- _Problem details_
Each entry below must be repeated exactly, with pictures left out.

- _Given data_
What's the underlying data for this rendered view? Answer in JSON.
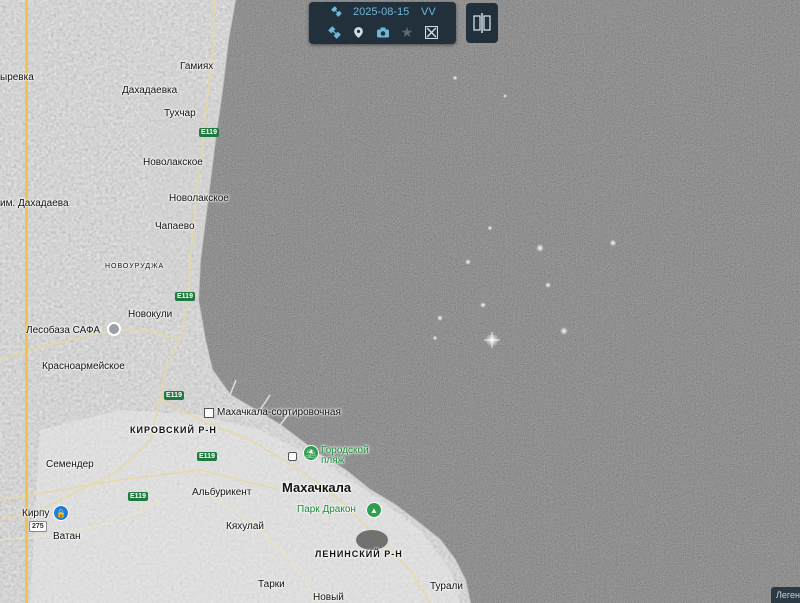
{
  "toolbar": {
    "date": "2025-08-15",
    "polarization": "VV",
    "icons": [
      "satellite-icon",
      "satellite-icon",
      "layers-pin-icon",
      "camera-icon",
      "star-icon",
      "compare-icon"
    ]
  },
  "colors": {
    "toolbar_bg": "#22303c",
    "accent": "#6fb6d8",
    "graticule": "#f2c14e",
    "road_green": "#1f7a3f",
    "poi_green": "#2e9e4f",
    "poi_blue": "#1e7fd6"
  },
  "legend_tab": "Леген",
  "places": {
    "gamiyakh": "Гамиях",
    "dakhadaevka": "Дахадаевка",
    "tukhchar": "Тухчар",
    "novolakskoe1": "Новолакское",
    "novolakskoe2": "Новолакское",
    "chapaevo": "Чапаево",
    "novokuli": "Новокули",
    "novouruzha": "НОВОУРУДЖА",
    "krasnoarmeyskoe": "Красноармейское",
    "semender": "Семендер",
    "albrikent": "Альбурикент",
    "kyakhulay": "Кяхулай",
    "tarki": "Тарки",
    "novy": "Новый",
    "turali": "Турали",
    "vatan": "Ватан",
    "karpu": "Кирпу",
    "left_label_1": "ыревка",
    "left_label_2": "им. Дахадаева",
    "makhachkala": "Махачкала",
    "kirovsky": "КИРОВСКИЙ Р-Н",
    "leninsky": "ЛЕНИНСКИЙ Р-Н",
    "lesobaza": "Лесобаза САФА",
    "station": "Махачкала-сортировочная",
    "beach": "Городской пляж",
    "park": "Парк Дракон"
  },
  "roads": {
    "e119_a": "E119",
    "e119_b": "E119",
    "e119_c": "E119",
    "e119_d": "E119",
    "e119_e": "E119",
    "r275": "275"
  }
}
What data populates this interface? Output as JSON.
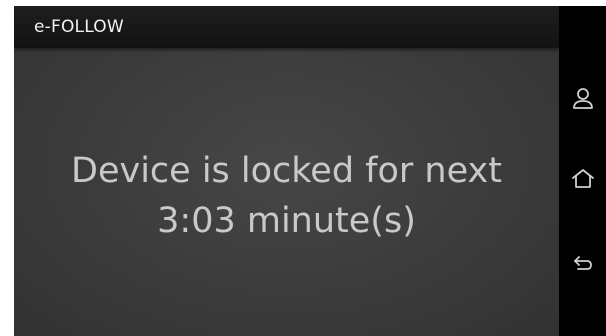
{
  "app_bar": {
    "title": "e-FOLLOW"
  },
  "message": {
    "line1": "Device is locked for next",
    "line2": "3:03 minute(s)"
  },
  "nav_bar": {
    "buttons": [
      {
        "icon": "person-icon"
      },
      {
        "icon": "home-icon"
      },
      {
        "icon": "back-icon"
      }
    ]
  },
  "colors": {
    "app_bar": "#151515",
    "screen_background": "#3b3b3b",
    "message_text": "#c9c9c9",
    "nav_bar": "#000000",
    "nav_icons": "#cfcfcf"
  }
}
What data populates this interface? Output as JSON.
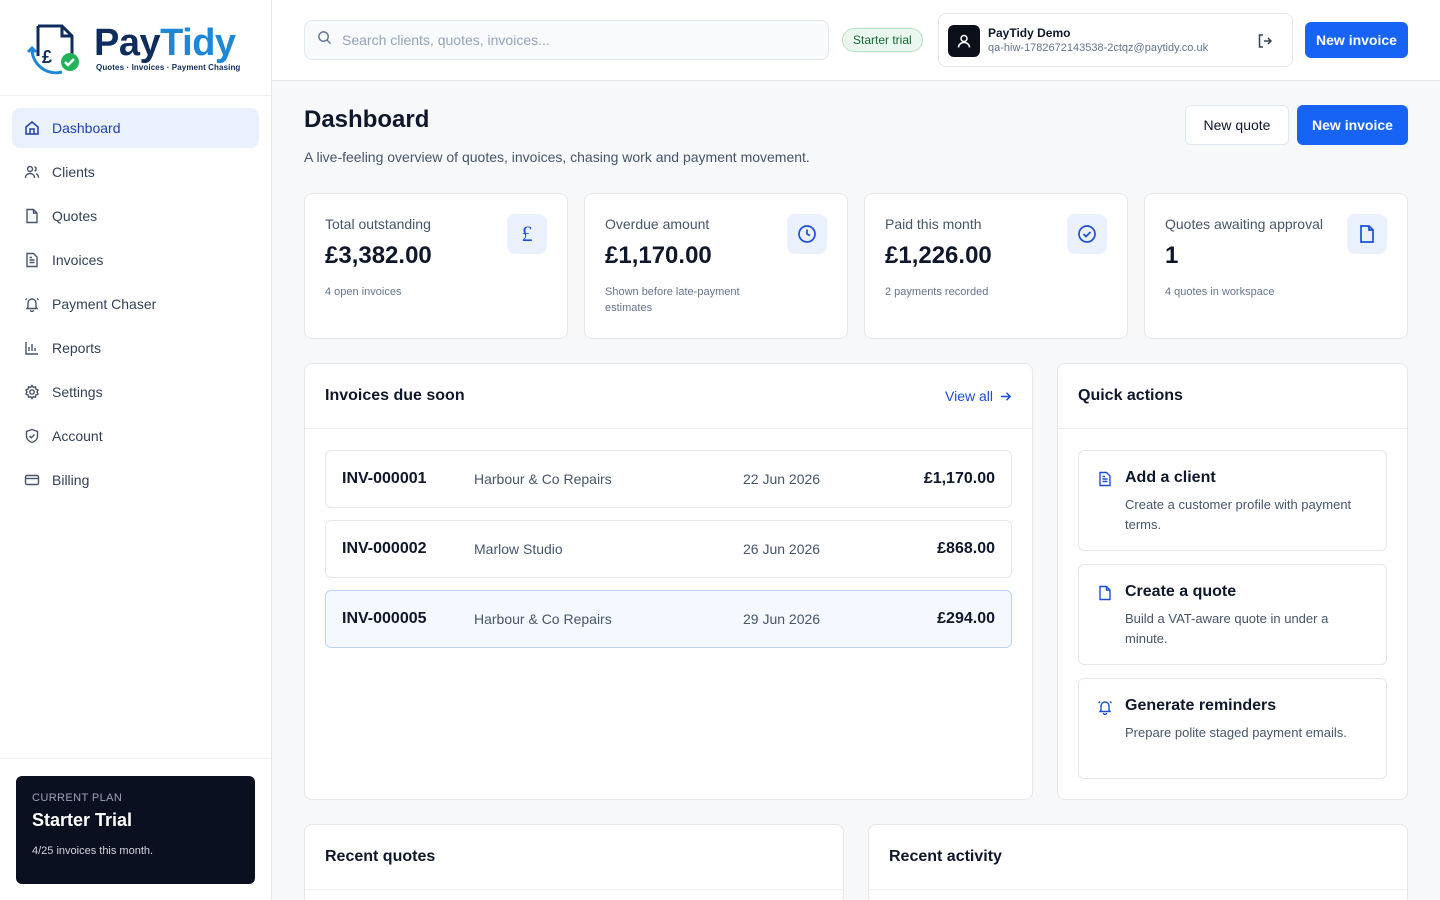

- _Written solution_
What's the underlying data for this rendered view? Answer in JSON.
{
  "toolbar": {
    "date": "2025-08-15",
    "polarization": "VV",
    "icons": [
      "satellite-icon",
      "satellite-icon",
      "layers-pin-icon",
      "camera-icon",
      "star-icon",
      "compare-icon"
    ]
  },
  "colors": {
    "toolbar_bg": "#22303c",
    "accent": "#6fb6d8",
    "graticule": "#f2c14e",
    "road_green": "#1f7a3f",
    "poi_green": "#2e9e4f",
    "poi_blue": "#1e7fd6"
  },
  "legend_tab": "Леген",
  "places": {
    "gamiyakh": "Гамиях",
    "dakhadaevka": "Дахадаевка",
    "tukhchar": "Тухчар",
    "novolakskoe1": "Новолакское",
    "novolakskoe2": "Новолакское",
    "chapaevo": "Чапаево",
    "novokuli": "Новокули",
    "novouruzha": "НОВОУРУДЖА",
    "krasnoarmeyskoe": "Красноармейское",
    "semender": "Семендер",
    "albrikent": "Альбурикент",
    "kyakhulay": "Кяхулай",
    "tarki": "Тарки",
    "novy": "Новый",
    "turali": "Турали",
    "vatan": "Ватан",
    "karpu": "Кирпу",
    "left_label_1": "ыревка",
    "left_label_2": "им. Дахадаева",
    "makhachkala": "Махачкала",
    "kirovsky": "КИРОВСКИЙ Р-Н",
    "leninsky": "ЛЕНИНСКИЙ Р-Н",
    "lesobaza": "Лесобаза САФА",
    "station": "Махачкала-сортировочная",
    "beach": "Городской пляж",
    "park": "Парк Дракон"
  },
  "roads": {
    "e119_a": "E119",
    "e119_b": "E119",
    "e119_c": "E119",
    "e119_d": "E119",
    "e119_e": "E119",
    "r275": "275"
  }
}
What data populates this interface? Output as JSON.
{
  "app_bar": {
    "title": "e-FOLLOW"
  },
  "message": {
    "line1": "Device is locked for next",
    "line2": "3:03 minute(s)"
  },
  "nav_bar": {
    "buttons": [
      {
        "icon": "person-icon"
      },
      {
        "icon": "home-icon"
      },
      {
        "icon": "back-icon"
      }
    ]
  },
  "colors": {
    "app_bar": "#151515",
    "screen_background": "#3b3b3b",
    "message_text": "#c9c9c9",
    "nav_bar": "#000000",
    "nav_icons": "#cfcfcf"
  }
}
What data populates this interface? Output as JSON.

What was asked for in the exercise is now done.